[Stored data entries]

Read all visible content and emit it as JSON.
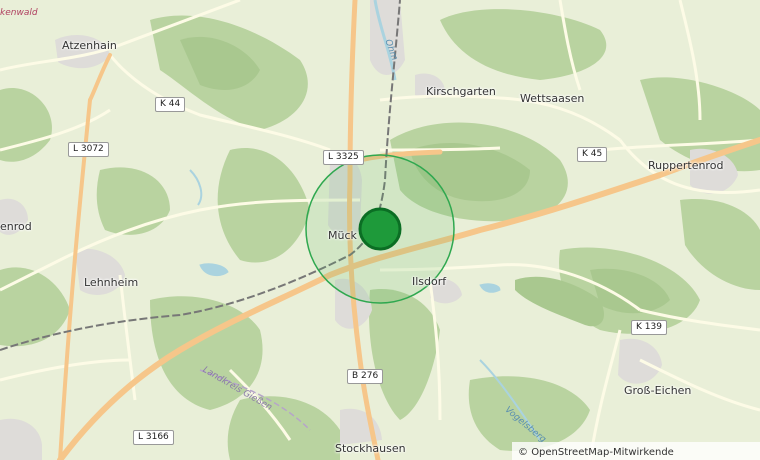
{
  "map": {
    "places": {
      "atzenhain": "Atzenhain",
      "kirschgarten": "Kirschgarten",
      "wettsaasen": "Wettsaasen",
      "ruppertenrod": "Ruppertenrod",
      "enrod": "enrod",
      "lehnheim": "Lehnheim",
      "mucke": "Mück",
      "ilsdorf": "Ilsdorf",
      "gross_eichen": "Groß-Eichen",
      "stockhausen": "Stockhausen"
    },
    "roads": {
      "k44": "K 44",
      "l3072": "L 3072",
      "l3325": "L 3325",
      "k45": "K 45",
      "k139": "K 139",
      "b276": "B 276",
      "l3166": "L 3166"
    },
    "other_labels": {
      "ohm": "Ohm",
      "landkreis": "Landkreis Gießen",
      "vogelsberg": "Vogelsberg",
      "kenwald": "kenwald"
    },
    "marker": {
      "color": "#1e9a3a",
      "radius_color": "#2fa84f"
    },
    "attribution": {
      "symbol": "©",
      "text": "OpenStreetMap-Mitwirkende"
    },
    "colors": {
      "forest": "#b9d3a0",
      "forest_dark": "#a9c88f",
      "land": "#e9efd8",
      "major_road": "#f6c68a",
      "minor_road": "#fdfbe6",
      "water": "#aad3df",
      "urban": "#dedcd9"
    }
  }
}
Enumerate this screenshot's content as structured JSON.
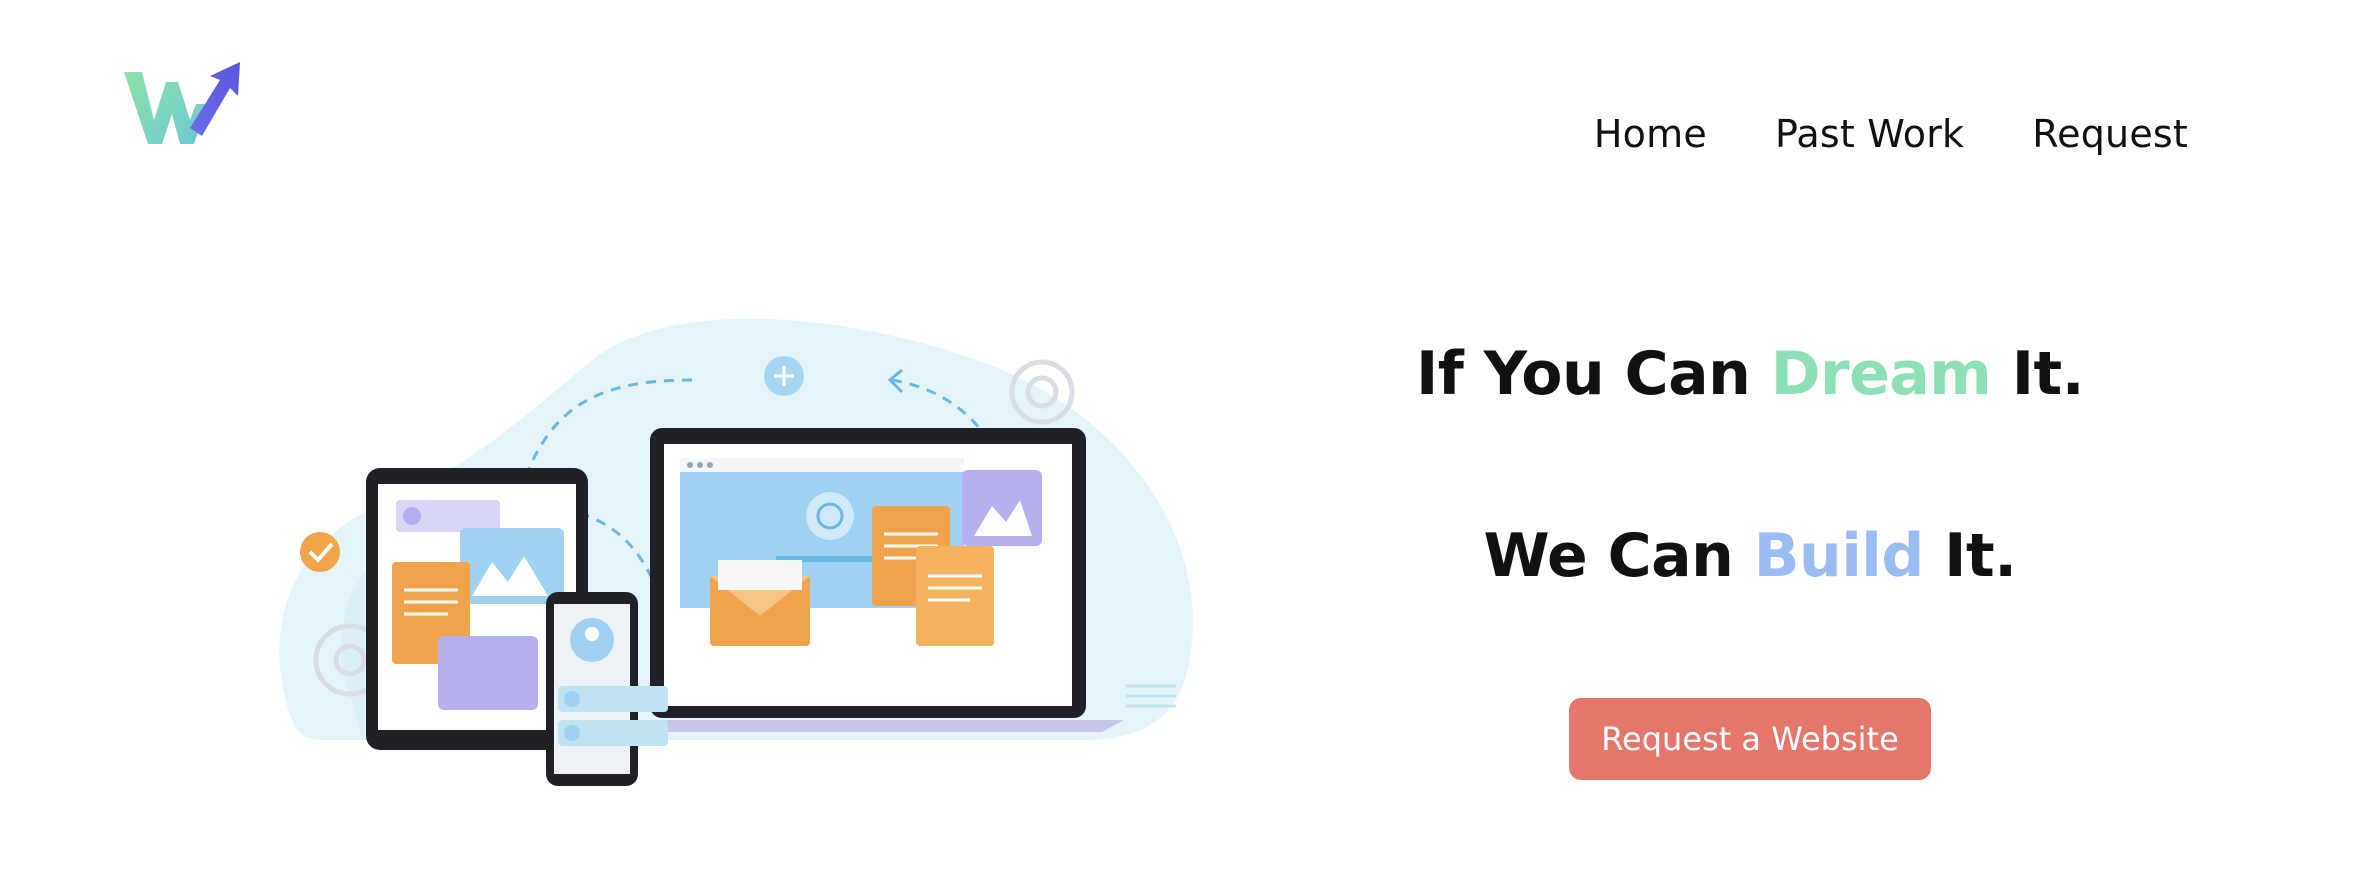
{
  "header": {
    "logo_icon": "w-arrow-logo",
    "nav": [
      {
        "label": "Home"
      },
      {
        "label": "Past Work"
      },
      {
        "label": "Request"
      }
    ]
  },
  "hero": {
    "line1": {
      "prefix": "If You Can ",
      "accent": "Dream",
      "suffix": " It."
    },
    "line2": {
      "prefix": "We Can ",
      "accent": "Build",
      "suffix": " It."
    },
    "cta_label": "Request a Website",
    "illustration": "devices-sync-illustration"
  },
  "colors": {
    "dream_accent": "#8de0b6",
    "build_accent": "#9bbcf2",
    "cta_background": "#e4766c",
    "text": "#111111"
  }
}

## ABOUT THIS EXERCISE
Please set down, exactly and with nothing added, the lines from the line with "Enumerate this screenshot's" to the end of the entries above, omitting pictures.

## RESPONSE BOX
Enumerate this screenshot's content as structured JSON.
{
  "header": {
    "logo_icon": "w-arrow-logo",
    "nav": [
      {
        "label": "Home"
      },
      {
        "label": "Past Work"
      },
      {
        "label": "Request"
      }
    ]
  },
  "hero": {
    "line1": {
      "prefix": "If You Can ",
      "accent": "Dream",
      "suffix": " It."
    },
    "line2": {
      "prefix": "We Can ",
      "accent": "Build",
      "suffix": " It."
    },
    "cta_label": "Request a Website",
    "illustration": "devices-sync-illustration"
  },
  "colors": {
    "dream_accent": "#8de0b6",
    "build_accent": "#9bbcf2",
    "cta_background": "#e4766c",
    "text": "#111111"
  }
}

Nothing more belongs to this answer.